WORK TO COMPLETE — Only lines with the string "image" should be returned from the data below.

Dataset rows for apps and sites:
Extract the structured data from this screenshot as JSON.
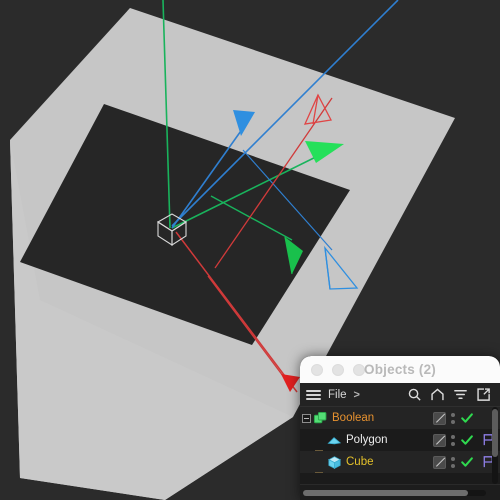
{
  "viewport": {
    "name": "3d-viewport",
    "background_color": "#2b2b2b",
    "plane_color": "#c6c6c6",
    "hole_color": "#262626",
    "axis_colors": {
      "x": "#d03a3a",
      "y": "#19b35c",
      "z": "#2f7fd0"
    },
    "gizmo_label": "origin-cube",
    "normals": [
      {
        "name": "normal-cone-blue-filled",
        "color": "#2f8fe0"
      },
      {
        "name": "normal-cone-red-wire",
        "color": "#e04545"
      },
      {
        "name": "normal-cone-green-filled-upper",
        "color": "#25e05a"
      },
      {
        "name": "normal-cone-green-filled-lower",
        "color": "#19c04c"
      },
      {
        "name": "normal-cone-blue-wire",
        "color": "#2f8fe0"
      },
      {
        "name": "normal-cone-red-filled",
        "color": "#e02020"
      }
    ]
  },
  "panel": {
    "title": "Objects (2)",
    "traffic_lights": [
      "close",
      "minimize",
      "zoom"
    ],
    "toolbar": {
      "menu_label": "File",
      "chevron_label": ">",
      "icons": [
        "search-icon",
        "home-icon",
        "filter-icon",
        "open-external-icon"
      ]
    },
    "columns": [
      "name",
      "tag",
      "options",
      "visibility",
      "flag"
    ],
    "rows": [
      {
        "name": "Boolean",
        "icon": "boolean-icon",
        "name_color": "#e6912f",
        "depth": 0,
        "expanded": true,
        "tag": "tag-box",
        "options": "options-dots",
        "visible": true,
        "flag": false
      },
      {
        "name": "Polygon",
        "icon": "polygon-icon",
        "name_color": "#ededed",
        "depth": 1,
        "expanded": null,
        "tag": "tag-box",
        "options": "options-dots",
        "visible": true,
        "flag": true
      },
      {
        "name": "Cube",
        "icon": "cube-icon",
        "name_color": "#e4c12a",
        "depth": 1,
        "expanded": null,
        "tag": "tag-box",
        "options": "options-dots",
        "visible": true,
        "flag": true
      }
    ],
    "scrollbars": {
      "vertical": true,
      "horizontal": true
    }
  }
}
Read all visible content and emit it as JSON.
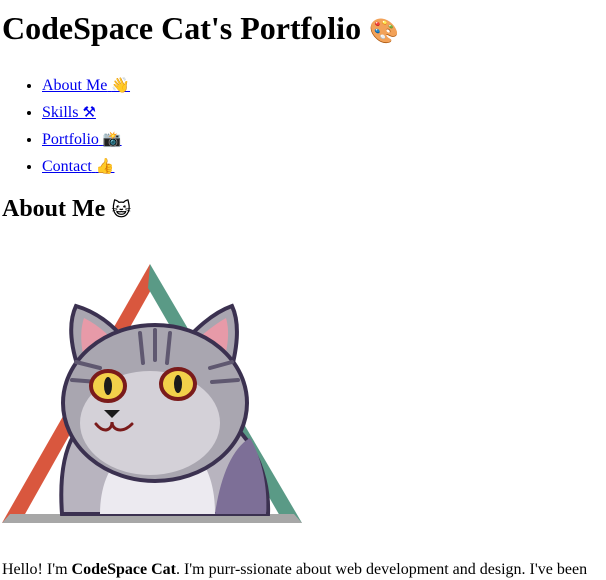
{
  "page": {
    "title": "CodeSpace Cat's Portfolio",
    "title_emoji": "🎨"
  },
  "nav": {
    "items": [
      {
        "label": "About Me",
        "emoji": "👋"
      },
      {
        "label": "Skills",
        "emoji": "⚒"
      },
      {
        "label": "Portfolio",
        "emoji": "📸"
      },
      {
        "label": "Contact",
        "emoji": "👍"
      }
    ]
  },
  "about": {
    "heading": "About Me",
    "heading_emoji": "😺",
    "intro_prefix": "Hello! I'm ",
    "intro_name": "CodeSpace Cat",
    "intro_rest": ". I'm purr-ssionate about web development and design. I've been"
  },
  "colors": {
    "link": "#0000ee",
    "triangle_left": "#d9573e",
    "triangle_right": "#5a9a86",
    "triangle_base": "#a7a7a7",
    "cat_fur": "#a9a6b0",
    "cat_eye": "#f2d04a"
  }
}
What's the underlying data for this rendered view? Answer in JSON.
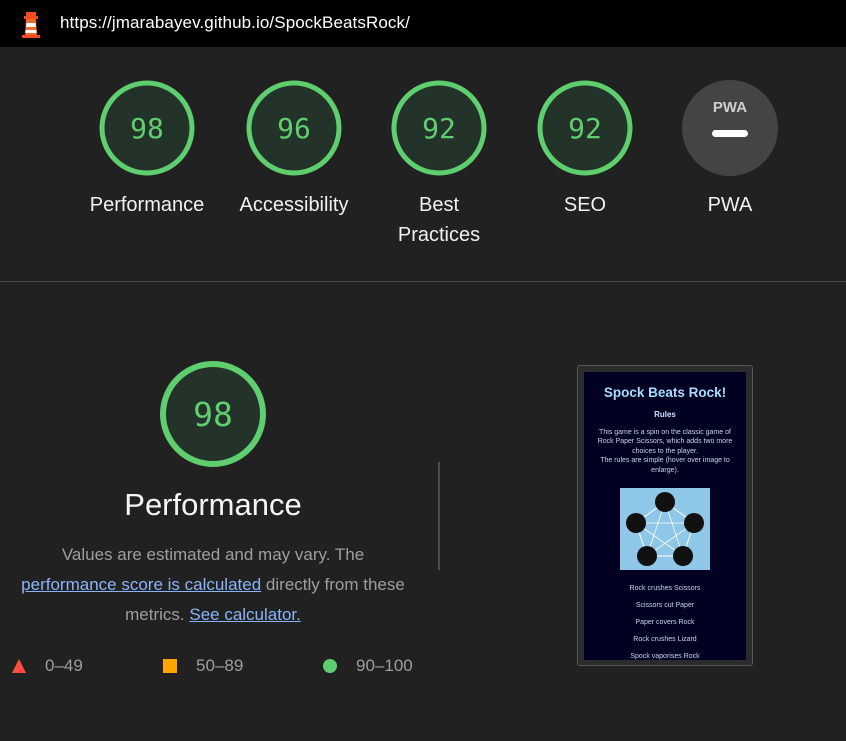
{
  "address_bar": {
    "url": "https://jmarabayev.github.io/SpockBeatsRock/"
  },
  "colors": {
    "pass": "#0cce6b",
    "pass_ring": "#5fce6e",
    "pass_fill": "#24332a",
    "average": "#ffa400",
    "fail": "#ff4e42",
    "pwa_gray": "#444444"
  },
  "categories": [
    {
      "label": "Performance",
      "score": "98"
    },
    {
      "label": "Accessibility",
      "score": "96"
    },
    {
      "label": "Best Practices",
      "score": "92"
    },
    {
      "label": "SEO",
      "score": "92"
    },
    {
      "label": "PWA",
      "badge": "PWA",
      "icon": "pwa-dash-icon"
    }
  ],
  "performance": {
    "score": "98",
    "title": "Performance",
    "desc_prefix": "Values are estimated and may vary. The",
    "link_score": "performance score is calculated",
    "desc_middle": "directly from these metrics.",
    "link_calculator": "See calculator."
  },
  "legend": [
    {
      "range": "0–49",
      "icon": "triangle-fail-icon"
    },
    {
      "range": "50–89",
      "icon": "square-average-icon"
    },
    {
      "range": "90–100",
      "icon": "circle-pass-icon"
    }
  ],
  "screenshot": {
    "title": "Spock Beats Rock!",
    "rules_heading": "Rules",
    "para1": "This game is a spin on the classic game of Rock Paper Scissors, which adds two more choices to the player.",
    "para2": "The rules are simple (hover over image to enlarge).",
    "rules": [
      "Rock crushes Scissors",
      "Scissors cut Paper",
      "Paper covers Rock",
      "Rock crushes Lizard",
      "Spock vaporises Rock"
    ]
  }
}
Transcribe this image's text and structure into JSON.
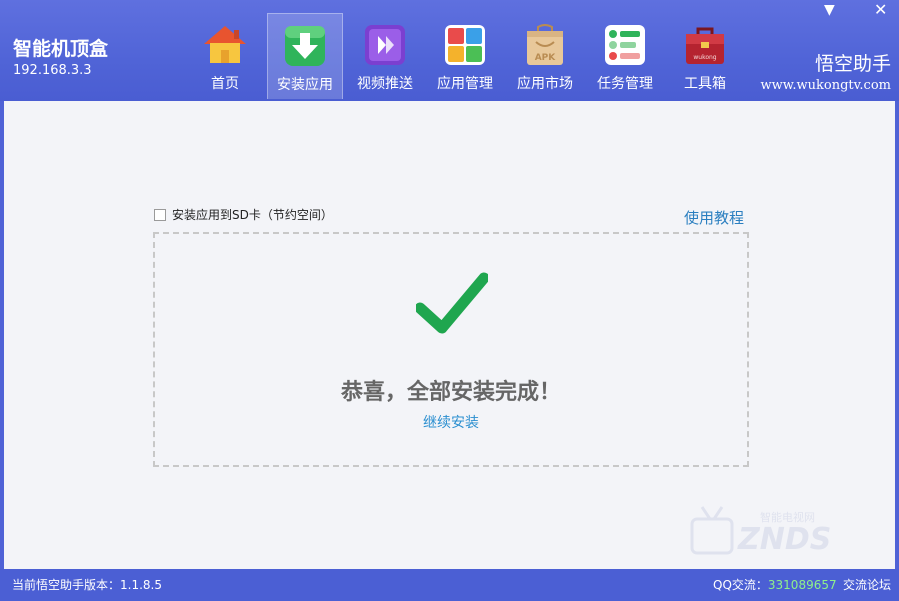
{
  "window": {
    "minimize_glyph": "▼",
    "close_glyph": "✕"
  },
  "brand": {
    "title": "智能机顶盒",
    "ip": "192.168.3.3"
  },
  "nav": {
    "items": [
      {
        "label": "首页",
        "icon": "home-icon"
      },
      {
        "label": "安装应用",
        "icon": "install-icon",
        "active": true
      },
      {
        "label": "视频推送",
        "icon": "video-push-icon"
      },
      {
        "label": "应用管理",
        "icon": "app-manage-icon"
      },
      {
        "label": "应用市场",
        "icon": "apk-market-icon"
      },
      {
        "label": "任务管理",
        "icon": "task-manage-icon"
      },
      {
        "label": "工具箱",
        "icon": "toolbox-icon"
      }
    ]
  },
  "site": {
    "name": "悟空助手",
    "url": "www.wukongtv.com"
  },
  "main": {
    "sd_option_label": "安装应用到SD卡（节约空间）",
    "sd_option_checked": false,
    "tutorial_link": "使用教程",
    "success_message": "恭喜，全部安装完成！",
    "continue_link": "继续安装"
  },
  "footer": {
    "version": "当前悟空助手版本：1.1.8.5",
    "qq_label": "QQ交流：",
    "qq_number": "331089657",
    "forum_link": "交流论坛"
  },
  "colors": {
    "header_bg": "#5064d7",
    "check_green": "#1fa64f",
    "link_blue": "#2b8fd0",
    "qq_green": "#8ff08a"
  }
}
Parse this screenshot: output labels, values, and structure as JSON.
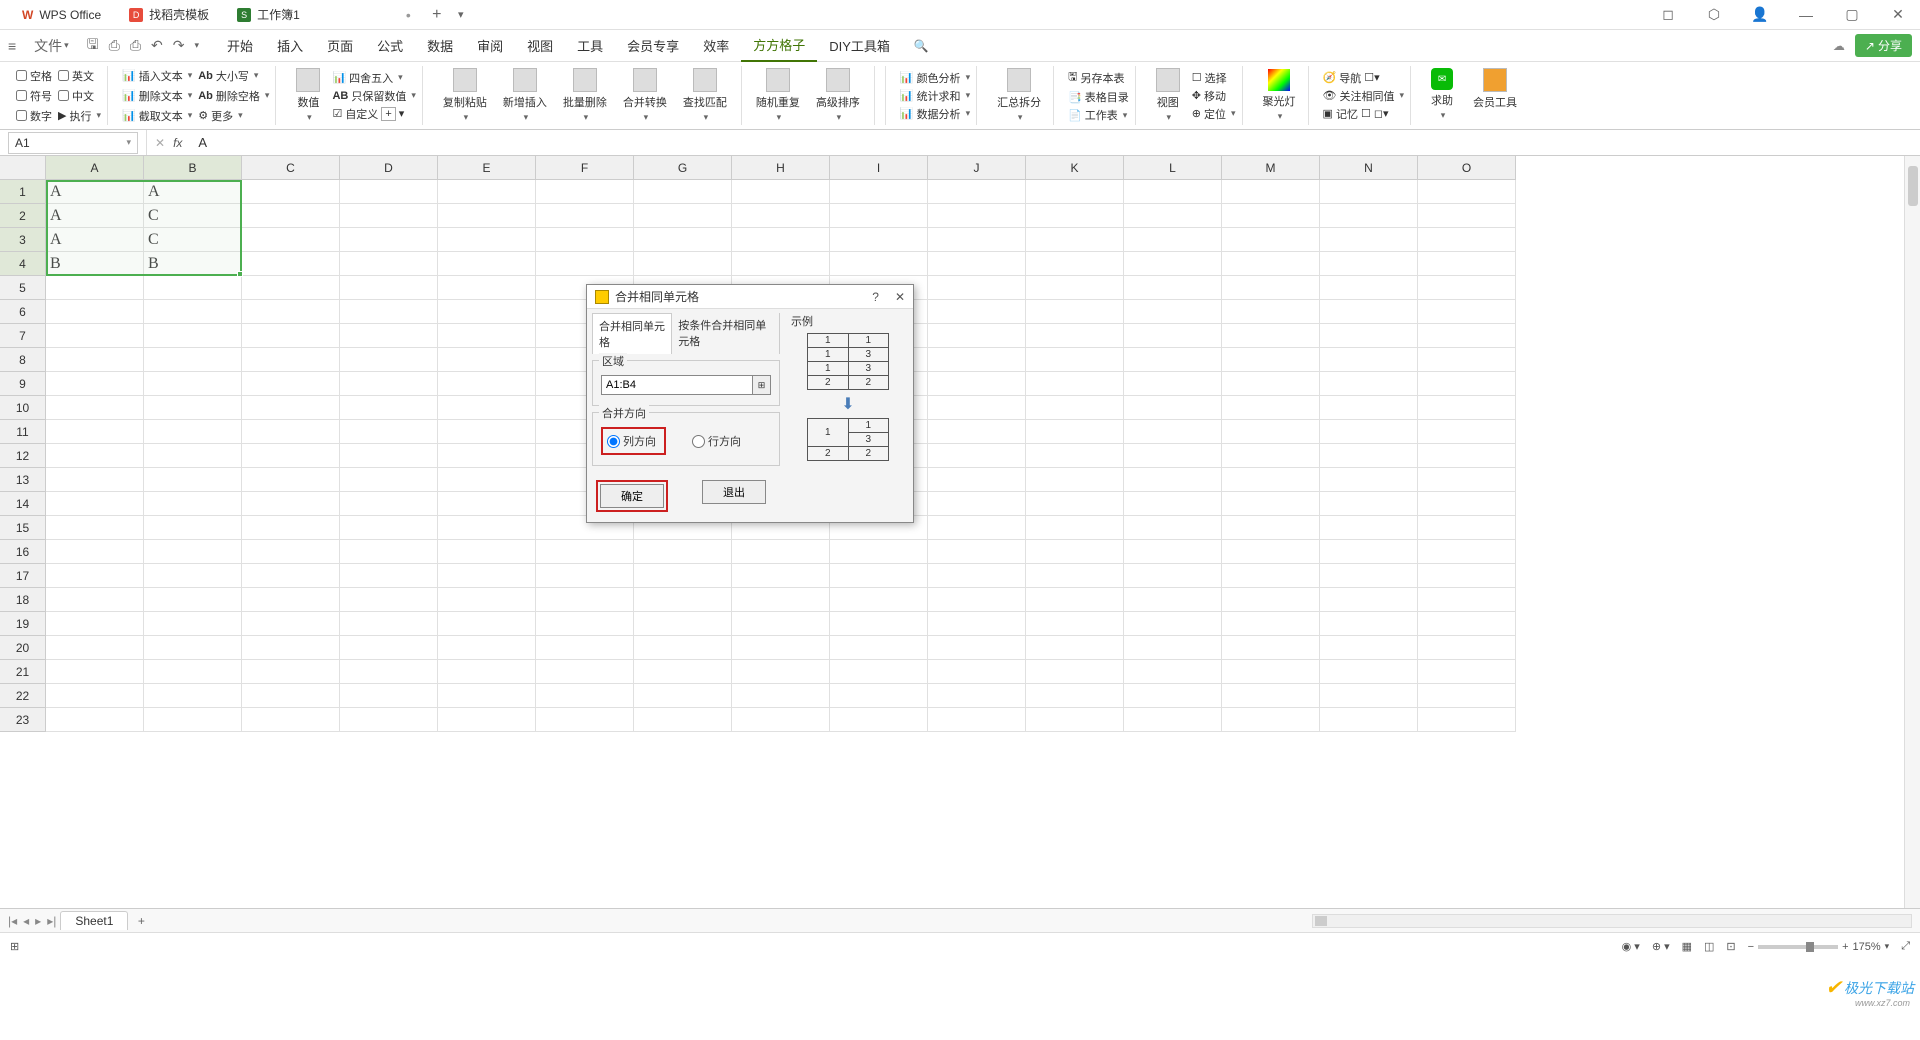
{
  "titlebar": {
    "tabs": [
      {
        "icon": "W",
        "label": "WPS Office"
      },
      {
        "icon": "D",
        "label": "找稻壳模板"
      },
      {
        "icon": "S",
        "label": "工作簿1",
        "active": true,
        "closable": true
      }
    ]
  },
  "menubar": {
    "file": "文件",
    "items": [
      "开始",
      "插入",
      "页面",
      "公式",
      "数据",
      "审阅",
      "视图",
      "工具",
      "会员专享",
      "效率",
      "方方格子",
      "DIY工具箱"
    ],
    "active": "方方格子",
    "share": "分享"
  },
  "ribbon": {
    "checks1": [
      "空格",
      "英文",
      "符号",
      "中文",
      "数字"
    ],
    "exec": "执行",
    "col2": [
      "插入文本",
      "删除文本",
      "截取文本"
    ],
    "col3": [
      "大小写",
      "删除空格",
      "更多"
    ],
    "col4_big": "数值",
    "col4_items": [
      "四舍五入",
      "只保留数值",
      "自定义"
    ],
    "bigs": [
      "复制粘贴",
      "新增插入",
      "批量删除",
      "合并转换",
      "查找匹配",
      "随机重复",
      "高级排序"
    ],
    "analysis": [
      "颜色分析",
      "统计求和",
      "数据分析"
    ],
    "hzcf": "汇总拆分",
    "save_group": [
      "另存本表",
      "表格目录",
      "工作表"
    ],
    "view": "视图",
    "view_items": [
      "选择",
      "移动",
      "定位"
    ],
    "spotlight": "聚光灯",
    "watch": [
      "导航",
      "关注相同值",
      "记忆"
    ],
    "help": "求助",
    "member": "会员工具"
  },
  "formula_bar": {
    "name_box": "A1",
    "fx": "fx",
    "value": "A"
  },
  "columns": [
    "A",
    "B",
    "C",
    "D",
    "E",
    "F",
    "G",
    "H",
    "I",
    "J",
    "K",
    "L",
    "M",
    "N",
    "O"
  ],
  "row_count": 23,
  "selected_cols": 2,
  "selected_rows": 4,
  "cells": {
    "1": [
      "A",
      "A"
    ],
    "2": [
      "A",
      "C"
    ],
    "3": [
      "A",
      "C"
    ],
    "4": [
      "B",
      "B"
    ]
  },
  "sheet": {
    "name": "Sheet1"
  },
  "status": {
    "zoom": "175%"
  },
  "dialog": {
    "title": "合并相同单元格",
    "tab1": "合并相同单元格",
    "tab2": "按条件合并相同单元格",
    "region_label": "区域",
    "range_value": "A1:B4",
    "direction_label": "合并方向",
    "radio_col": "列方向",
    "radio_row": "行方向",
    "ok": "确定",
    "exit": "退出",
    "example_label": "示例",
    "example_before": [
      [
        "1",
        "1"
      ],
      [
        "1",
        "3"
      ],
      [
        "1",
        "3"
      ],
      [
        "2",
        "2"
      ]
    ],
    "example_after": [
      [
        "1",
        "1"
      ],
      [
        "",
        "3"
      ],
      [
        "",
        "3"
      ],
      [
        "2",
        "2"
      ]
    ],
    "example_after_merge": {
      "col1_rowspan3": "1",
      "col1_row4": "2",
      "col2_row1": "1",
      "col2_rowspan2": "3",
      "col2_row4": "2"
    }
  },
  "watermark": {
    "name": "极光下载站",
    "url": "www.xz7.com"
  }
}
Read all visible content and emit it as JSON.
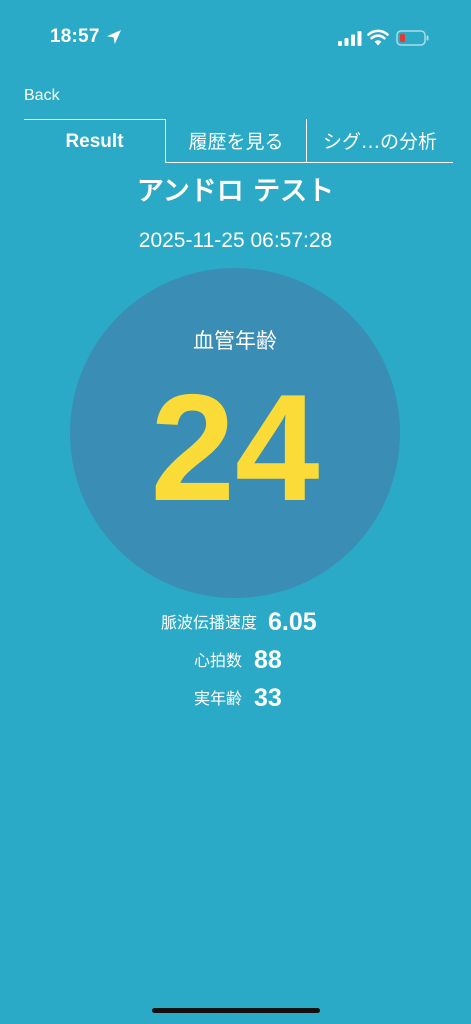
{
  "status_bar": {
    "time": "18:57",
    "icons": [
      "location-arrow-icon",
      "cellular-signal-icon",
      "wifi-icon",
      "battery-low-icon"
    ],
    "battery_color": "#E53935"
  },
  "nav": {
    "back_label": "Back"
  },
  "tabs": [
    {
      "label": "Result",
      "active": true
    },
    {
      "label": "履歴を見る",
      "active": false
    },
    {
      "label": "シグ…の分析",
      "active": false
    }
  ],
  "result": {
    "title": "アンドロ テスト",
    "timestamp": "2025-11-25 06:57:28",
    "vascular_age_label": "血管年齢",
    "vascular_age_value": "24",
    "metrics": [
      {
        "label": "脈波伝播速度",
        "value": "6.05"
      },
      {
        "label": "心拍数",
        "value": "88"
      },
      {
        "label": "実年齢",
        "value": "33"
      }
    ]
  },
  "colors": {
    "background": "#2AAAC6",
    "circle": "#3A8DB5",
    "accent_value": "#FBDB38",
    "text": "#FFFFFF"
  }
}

TASK RESPONSE —
    "para2": "The rules are simple (hover over image to enlarge).",
Transcribe this image's text and structure into JSON.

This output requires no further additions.